Exercise data →

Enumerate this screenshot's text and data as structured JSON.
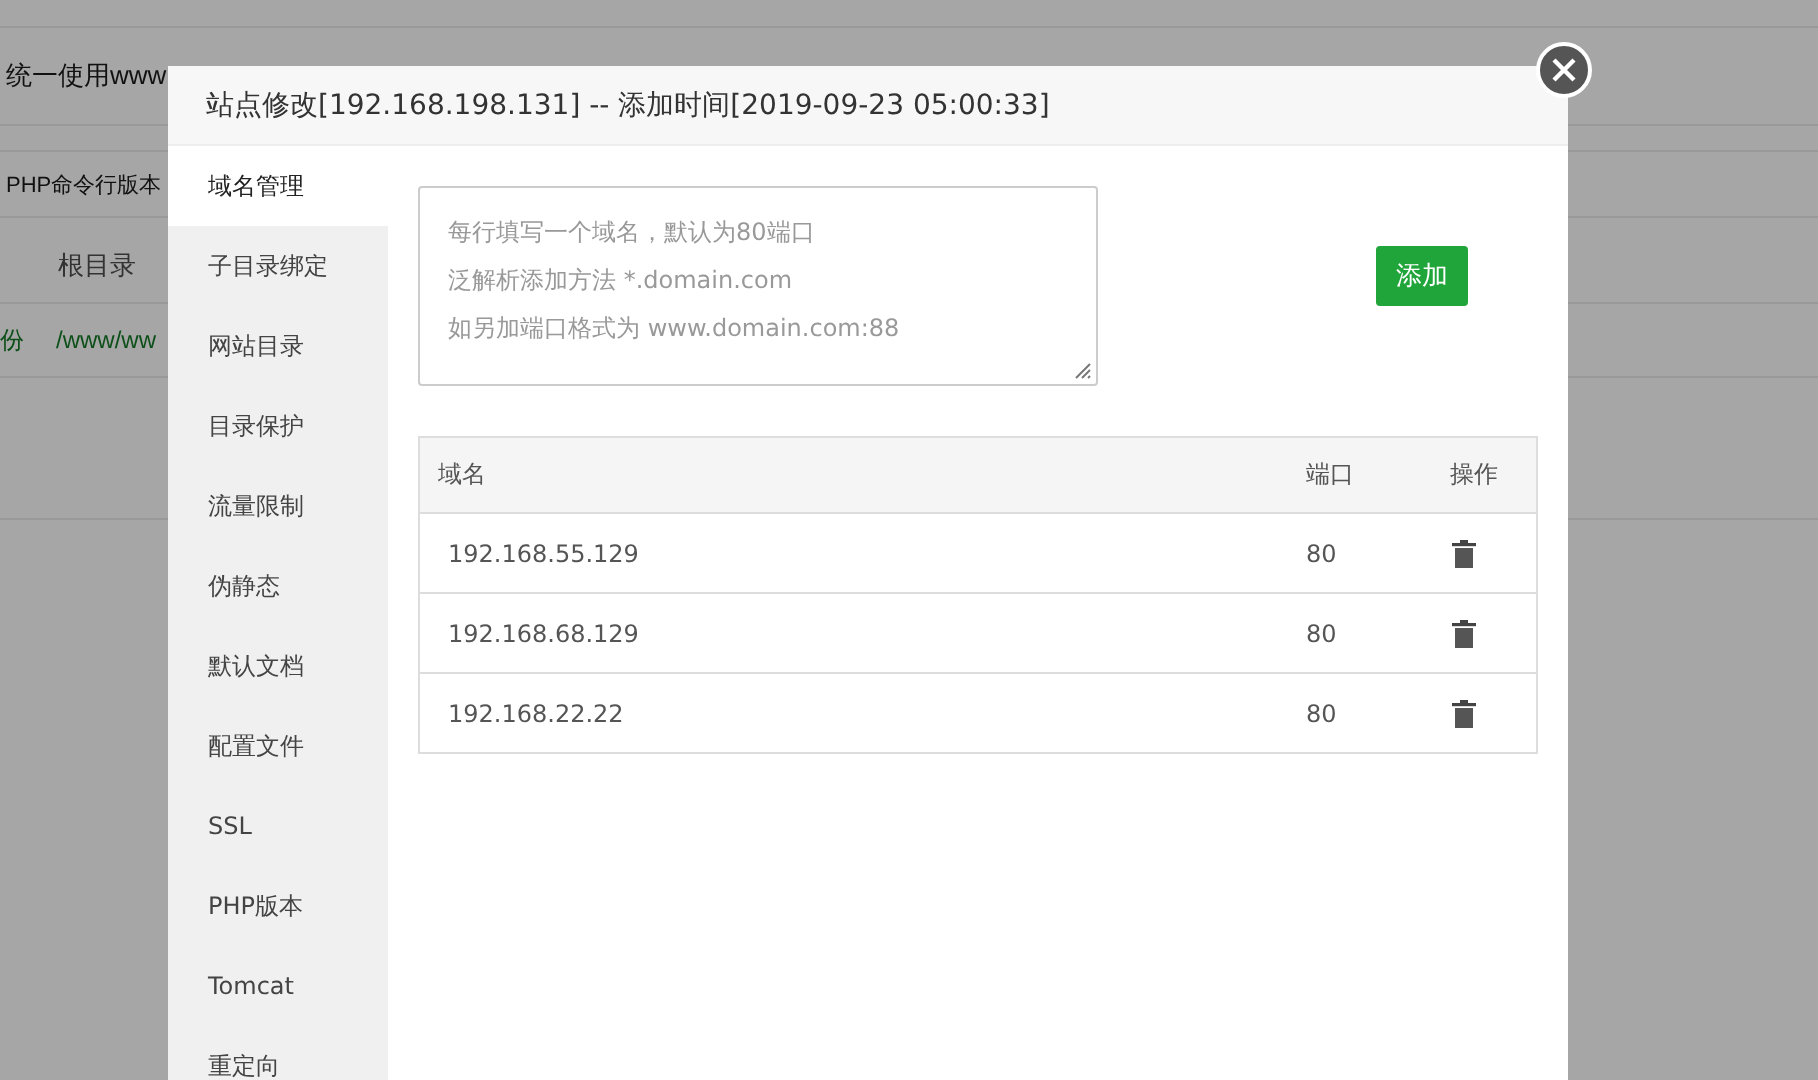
{
  "background_page": {
    "notice": "统一使用www",
    "php_cli_label": "PHP命令行版本",
    "table_header": "根目录",
    "row_fragment": "份",
    "row_path": "/www/ww"
  },
  "dialog": {
    "title": "站点修改[192.168.198.131] -- 添加时间[2019-09-23 05:00:33]",
    "sidebar": {
      "items": [
        {
          "label": "域名管理",
          "selected": true
        },
        {
          "label": "子目录绑定",
          "selected": false
        },
        {
          "label": "网站目录",
          "selected": false
        },
        {
          "label": "目录保护",
          "selected": false
        },
        {
          "label": "流量限制",
          "selected": false
        },
        {
          "label": "伪静态",
          "selected": false
        },
        {
          "label": "默认文档",
          "selected": false
        },
        {
          "label": "配置文件",
          "selected": false
        },
        {
          "label": "SSL",
          "selected": false
        },
        {
          "label": "PHP版本",
          "selected": false
        },
        {
          "label": "Tomcat",
          "selected": false
        },
        {
          "label": "重定向",
          "selected": false
        }
      ]
    },
    "domain_input": {
      "placeholder": [
        "每行填写一个域名，默认为80端口",
        "泛解析添加方法 *.domain.com",
        "如另加端口格式为 www.domain.com:88"
      ]
    },
    "add_button": "添加",
    "table": {
      "columns": [
        "域名",
        "端口",
        "操作"
      ],
      "rows": [
        {
          "domain": "192.168.55.129",
          "port": "80"
        },
        {
          "domain": "192.168.68.129",
          "port": "80"
        },
        {
          "domain": "192.168.22.22",
          "port": "80"
        }
      ]
    }
  }
}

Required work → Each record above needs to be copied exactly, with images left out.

Response to the exercise →
Enumerate this screenshot's text and data as structured JSON.
{
  "background_page": {
    "notice": "统一使用www",
    "php_cli_label": "PHP命令行版本",
    "table_header": "根目录",
    "row_fragment": "份",
    "row_path": "/www/ww"
  },
  "dialog": {
    "title": "站点修改[192.168.198.131] -- 添加时间[2019-09-23 05:00:33]",
    "sidebar": {
      "items": [
        {
          "label": "域名管理",
          "selected": true
        },
        {
          "label": "子目录绑定",
          "selected": false
        },
        {
          "label": "网站目录",
          "selected": false
        },
        {
          "label": "目录保护",
          "selected": false
        },
        {
          "label": "流量限制",
          "selected": false
        },
        {
          "label": "伪静态",
          "selected": false
        },
        {
          "label": "默认文档",
          "selected": false
        },
        {
          "label": "配置文件",
          "selected": false
        },
        {
          "label": "SSL",
          "selected": false
        },
        {
          "label": "PHP版本",
          "selected": false
        },
        {
          "label": "Tomcat",
          "selected": false
        },
        {
          "label": "重定向",
          "selected": false
        }
      ]
    },
    "domain_input": {
      "placeholder": [
        "每行填写一个域名，默认为80端口",
        "泛解析添加方法 *.domain.com",
        "如另加端口格式为 www.domain.com:88"
      ]
    },
    "add_button": "添加",
    "table": {
      "columns": [
        "域名",
        "端口",
        "操作"
      ],
      "rows": [
        {
          "domain": "192.168.55.129",
          "port": "80"
        },
        {
          "domain": "192.168.68.129",
          "port": "80"
        },
        {
          "domain": "192.168.22.22",
          "port": "80"
        }
      ]
    }
  }
}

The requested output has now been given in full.